Collected data:
========
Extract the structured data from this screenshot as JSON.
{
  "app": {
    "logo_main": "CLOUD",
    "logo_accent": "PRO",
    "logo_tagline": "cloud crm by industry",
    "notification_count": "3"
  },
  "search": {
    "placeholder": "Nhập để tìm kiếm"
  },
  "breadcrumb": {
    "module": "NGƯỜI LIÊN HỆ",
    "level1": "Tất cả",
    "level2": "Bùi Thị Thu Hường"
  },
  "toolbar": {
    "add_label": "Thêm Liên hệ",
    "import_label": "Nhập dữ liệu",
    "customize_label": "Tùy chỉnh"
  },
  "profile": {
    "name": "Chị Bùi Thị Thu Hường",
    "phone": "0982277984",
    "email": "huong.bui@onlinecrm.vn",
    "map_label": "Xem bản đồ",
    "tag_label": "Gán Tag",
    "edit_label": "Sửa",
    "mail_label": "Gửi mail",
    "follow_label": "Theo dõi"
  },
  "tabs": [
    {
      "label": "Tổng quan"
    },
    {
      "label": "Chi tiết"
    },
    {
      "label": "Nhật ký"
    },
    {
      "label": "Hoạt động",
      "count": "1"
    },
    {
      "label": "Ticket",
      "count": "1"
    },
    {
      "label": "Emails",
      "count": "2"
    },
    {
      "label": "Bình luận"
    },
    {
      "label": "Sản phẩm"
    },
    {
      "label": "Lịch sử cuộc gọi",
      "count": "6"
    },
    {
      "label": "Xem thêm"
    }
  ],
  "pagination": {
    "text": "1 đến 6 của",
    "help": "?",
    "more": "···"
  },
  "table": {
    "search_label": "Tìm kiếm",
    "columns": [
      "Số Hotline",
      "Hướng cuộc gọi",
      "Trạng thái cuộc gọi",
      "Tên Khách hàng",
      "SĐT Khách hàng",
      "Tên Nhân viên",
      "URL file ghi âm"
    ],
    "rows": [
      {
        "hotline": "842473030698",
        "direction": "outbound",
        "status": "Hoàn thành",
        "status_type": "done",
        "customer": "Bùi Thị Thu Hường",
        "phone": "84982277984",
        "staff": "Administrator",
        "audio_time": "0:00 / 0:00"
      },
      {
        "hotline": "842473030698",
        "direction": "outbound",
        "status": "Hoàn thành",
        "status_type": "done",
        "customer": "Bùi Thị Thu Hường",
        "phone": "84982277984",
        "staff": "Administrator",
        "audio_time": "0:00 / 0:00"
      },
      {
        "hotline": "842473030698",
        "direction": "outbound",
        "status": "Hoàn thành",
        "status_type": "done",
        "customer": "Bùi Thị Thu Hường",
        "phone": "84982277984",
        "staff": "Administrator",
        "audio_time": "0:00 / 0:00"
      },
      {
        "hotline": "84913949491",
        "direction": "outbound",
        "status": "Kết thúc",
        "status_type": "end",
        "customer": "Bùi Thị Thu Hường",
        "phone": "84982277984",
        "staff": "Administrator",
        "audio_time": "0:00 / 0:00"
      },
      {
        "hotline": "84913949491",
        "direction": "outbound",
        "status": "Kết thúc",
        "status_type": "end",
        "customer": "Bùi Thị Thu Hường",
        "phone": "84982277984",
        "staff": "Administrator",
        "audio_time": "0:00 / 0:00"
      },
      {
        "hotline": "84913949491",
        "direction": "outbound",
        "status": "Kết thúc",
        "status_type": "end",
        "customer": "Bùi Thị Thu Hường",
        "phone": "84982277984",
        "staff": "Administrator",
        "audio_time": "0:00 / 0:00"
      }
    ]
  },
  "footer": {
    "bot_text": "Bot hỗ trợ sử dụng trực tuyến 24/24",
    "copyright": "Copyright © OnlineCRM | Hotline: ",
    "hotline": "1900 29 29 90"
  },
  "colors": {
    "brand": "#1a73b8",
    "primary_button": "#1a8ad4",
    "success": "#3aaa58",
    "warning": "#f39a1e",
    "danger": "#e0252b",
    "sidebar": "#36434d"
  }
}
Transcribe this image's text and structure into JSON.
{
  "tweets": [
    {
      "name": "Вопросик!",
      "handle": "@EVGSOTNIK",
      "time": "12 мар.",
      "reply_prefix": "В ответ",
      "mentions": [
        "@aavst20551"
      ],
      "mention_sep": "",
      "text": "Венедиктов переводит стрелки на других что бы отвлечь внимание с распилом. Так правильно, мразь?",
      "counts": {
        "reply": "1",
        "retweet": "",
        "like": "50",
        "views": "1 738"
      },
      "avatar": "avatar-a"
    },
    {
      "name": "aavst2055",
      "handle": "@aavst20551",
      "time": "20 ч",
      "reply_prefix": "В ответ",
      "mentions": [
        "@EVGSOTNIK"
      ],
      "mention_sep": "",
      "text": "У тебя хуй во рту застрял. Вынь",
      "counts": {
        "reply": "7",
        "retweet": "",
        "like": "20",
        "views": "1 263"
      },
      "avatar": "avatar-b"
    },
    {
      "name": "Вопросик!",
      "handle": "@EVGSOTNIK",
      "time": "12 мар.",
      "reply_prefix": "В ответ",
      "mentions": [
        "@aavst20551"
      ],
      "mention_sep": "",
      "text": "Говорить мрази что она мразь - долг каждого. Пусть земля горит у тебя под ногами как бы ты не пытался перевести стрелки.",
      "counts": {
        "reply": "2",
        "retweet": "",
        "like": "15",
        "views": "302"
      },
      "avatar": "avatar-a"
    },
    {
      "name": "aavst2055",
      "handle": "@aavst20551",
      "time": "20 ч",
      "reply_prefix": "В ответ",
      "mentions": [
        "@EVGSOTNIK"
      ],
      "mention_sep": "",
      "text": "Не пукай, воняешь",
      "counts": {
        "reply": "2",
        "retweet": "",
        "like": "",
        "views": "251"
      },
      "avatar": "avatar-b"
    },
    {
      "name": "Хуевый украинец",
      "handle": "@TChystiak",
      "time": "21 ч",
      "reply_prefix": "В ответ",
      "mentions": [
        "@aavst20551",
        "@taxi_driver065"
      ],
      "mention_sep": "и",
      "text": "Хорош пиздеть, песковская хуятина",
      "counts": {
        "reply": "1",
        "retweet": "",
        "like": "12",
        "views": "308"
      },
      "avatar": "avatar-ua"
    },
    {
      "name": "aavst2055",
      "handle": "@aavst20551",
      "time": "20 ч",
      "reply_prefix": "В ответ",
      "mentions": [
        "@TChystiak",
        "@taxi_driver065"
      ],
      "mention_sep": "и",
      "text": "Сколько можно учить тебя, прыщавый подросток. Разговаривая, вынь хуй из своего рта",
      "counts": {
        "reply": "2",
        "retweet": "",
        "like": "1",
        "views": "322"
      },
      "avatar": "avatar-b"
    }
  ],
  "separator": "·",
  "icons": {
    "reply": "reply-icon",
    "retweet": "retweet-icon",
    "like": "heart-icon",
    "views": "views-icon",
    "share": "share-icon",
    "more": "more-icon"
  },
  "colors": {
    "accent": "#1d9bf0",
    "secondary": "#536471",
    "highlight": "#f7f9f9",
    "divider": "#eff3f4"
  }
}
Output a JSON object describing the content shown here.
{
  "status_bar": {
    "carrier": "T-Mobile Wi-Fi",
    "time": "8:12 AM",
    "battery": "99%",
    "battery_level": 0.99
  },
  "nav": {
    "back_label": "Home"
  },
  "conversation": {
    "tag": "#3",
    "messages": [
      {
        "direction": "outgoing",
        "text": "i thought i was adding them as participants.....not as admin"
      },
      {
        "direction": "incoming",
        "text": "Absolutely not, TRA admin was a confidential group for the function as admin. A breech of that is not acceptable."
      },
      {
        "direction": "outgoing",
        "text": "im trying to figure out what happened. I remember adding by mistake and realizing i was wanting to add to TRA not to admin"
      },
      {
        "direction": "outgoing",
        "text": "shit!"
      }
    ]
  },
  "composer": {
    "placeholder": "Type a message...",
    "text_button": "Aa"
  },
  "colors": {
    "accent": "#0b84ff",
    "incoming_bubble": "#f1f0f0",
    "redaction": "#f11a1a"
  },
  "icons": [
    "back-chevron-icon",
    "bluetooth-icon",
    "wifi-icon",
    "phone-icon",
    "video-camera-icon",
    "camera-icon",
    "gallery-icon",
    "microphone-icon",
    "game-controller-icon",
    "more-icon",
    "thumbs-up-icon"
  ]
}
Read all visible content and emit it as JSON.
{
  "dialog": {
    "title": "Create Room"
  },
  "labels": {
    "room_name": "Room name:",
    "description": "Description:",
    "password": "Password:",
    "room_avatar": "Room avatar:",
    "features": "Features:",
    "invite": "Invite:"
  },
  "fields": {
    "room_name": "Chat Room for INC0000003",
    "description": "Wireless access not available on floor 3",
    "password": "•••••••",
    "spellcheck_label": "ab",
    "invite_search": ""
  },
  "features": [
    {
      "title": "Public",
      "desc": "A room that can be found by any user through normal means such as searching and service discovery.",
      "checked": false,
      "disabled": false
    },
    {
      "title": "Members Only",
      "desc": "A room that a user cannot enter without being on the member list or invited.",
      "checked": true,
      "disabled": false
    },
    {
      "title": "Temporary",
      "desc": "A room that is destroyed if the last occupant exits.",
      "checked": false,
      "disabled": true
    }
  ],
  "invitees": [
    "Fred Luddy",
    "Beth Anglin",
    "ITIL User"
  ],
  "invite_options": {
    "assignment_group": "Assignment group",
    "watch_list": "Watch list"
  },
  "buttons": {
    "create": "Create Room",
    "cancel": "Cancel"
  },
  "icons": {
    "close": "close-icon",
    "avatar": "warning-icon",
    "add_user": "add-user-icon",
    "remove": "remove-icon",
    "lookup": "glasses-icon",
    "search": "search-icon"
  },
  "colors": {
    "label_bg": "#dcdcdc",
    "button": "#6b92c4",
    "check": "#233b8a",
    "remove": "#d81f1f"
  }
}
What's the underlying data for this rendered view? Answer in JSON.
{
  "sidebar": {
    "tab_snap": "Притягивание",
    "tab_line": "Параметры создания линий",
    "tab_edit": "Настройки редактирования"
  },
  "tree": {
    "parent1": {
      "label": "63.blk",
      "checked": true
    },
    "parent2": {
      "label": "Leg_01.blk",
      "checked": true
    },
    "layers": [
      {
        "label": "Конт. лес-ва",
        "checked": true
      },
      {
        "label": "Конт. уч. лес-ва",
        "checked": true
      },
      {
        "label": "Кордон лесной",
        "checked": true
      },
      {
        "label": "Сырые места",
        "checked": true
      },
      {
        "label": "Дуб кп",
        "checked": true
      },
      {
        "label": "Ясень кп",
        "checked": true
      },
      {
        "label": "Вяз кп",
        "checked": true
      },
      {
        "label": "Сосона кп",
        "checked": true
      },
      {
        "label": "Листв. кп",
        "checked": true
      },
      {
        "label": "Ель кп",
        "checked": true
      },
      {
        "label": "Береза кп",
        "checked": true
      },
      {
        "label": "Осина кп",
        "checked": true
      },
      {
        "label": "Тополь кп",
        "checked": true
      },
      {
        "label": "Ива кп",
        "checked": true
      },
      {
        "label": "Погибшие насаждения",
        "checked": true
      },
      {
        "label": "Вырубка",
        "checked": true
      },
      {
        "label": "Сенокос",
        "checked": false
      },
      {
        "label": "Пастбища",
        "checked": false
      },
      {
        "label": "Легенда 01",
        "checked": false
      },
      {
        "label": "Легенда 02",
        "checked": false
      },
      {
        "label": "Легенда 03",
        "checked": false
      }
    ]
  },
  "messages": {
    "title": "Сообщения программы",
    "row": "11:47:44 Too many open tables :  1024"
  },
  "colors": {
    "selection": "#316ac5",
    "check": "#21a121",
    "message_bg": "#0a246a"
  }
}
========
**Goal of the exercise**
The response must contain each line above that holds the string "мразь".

**Expected answer**
      "text": "Венедиктов переводит стрелки на других что бы отвлечь внимание с распилом. Так правильно, мразь?",
      "text": "Говорить мрази что она мразь - долг каждого. Пусть земля горит у тебя под ногами как бы ты не пытался перевести стрелки.",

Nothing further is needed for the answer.